Genesis G70 AWD
Upmarket Hyundai saloon is promising rather than a revelation
Korean 3 Series rival assessed
The steady rise of Genesis continues with this new fourdoor saloon, conceived as a competitor to the Audi A4 and BMW 3 Series. Set to go on sale in Korea and North America in early 2018, the G70 is scheduled to enter Europe by the end of the decade.
The G70 will offer three turbocharged engines in combination with either standard rear-wheel drive or optional fourwheel drive, including the headline 3.3-litre V6 petrol unit tested here.
The engine has a sporting edge that enthusiasts will appreciate. There is plenty of torque and a freerevving nature to its delivery means it can be worked hard without any undue harshness. The standard eight-speed gearbox, on the other hand, is a little slow to react both in automatic and manual modes, even if the actual shifts are quite smooth.
The sophisticated interior features proper metal detailing, aluminium trims, agreeable soft-touch plastics and loads of quilted leather. The cabin is well insulated, with little wind noise at typical motorway cruising speeds, which helps to provide the G70 with a premium ambience that lifts it well above its mainstream Hyundai siblings.
The front seats offer plenty of support and comfort, with decent knee and head room. It is a different story in the rear, where knee room is scarce and the sloping roofline compromises head room. The boot, meanwhile, is quite deep, but a rather small aperture limits loading width.
Like its rivals, the G70 uses a multilink rear suspension. It is allied to a mechanical limited-slip differential and, in 4×4 versions, a torque vectoring function to juggle the apportioning of drive between each rear wheel. It also has a 50/50 frontto-rear weight distribution.
The G70 has hit its target of delivering comfort over sportiness, with predictable handling and a general ease of driving. The Korean-spec model we drove was able to sponge away smaller bumps effectively, though it was occasionally unsettled by larger undulations, revealing a lack of damping control.
What impresses is the car’s ability to suppress road noise. However, the electronic-assisted steering lacks consistent weighting; there’s a lightness off-centre but artificial weightiness when you wind on lock.

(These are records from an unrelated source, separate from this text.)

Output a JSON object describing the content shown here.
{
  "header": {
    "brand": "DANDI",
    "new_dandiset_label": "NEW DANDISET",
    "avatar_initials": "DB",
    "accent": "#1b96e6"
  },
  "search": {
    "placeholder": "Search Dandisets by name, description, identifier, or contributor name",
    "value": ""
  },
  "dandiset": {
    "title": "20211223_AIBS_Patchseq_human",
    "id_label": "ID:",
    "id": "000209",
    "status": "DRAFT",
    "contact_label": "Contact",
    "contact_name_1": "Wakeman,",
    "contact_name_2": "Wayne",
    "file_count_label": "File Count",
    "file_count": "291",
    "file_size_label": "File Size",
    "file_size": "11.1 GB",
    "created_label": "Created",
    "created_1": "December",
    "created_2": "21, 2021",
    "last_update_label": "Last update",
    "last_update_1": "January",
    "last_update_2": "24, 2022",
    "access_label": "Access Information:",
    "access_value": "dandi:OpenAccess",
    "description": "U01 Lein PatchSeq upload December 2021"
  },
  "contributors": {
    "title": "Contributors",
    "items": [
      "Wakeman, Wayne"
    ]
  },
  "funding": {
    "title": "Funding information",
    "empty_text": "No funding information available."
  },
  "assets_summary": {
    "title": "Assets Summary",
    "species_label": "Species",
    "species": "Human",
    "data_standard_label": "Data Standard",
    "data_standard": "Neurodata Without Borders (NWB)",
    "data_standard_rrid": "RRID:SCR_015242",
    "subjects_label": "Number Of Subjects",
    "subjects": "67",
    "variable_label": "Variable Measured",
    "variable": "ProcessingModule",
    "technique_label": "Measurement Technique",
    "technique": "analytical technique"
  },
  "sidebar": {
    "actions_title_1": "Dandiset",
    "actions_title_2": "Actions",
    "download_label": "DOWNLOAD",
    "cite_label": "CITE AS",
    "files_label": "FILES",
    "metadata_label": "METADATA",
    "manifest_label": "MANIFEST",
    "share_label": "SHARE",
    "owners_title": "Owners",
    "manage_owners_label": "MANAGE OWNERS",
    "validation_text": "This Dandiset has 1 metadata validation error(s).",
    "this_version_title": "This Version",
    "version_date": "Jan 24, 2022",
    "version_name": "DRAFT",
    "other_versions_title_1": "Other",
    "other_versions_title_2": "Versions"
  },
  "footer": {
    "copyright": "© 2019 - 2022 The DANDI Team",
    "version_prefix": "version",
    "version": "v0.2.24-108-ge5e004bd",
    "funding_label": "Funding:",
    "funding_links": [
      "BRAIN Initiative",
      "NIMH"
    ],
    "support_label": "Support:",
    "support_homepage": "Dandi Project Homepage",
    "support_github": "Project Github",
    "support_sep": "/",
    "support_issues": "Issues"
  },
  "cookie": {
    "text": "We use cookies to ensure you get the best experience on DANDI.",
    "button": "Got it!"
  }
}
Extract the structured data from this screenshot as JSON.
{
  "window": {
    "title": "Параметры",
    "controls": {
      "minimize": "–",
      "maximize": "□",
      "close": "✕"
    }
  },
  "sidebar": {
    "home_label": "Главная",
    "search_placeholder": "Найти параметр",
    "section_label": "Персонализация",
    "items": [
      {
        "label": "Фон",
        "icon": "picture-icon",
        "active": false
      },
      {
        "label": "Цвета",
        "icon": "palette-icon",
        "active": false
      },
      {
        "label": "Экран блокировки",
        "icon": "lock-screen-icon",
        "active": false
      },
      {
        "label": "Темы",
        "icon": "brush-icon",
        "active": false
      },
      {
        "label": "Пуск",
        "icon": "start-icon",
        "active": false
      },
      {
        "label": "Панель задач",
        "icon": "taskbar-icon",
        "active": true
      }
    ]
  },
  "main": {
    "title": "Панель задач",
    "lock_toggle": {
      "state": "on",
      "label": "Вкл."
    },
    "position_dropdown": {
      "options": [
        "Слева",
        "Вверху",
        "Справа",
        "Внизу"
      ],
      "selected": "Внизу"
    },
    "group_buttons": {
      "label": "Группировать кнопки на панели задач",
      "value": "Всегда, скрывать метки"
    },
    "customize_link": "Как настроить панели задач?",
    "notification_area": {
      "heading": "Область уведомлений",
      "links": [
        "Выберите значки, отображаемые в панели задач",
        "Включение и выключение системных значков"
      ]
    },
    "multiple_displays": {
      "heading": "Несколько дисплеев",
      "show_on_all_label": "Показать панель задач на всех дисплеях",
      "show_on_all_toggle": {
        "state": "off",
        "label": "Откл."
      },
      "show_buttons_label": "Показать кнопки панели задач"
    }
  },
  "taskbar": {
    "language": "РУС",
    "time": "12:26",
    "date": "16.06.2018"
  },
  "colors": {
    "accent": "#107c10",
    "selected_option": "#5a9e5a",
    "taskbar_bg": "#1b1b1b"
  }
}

Genesis could do no worse than to build on this model with a test programme in the UK if the brand is serious about mixing it with the premium class competition over here.
Handsome, well-insulated cabin sets the car apart from other Hyundais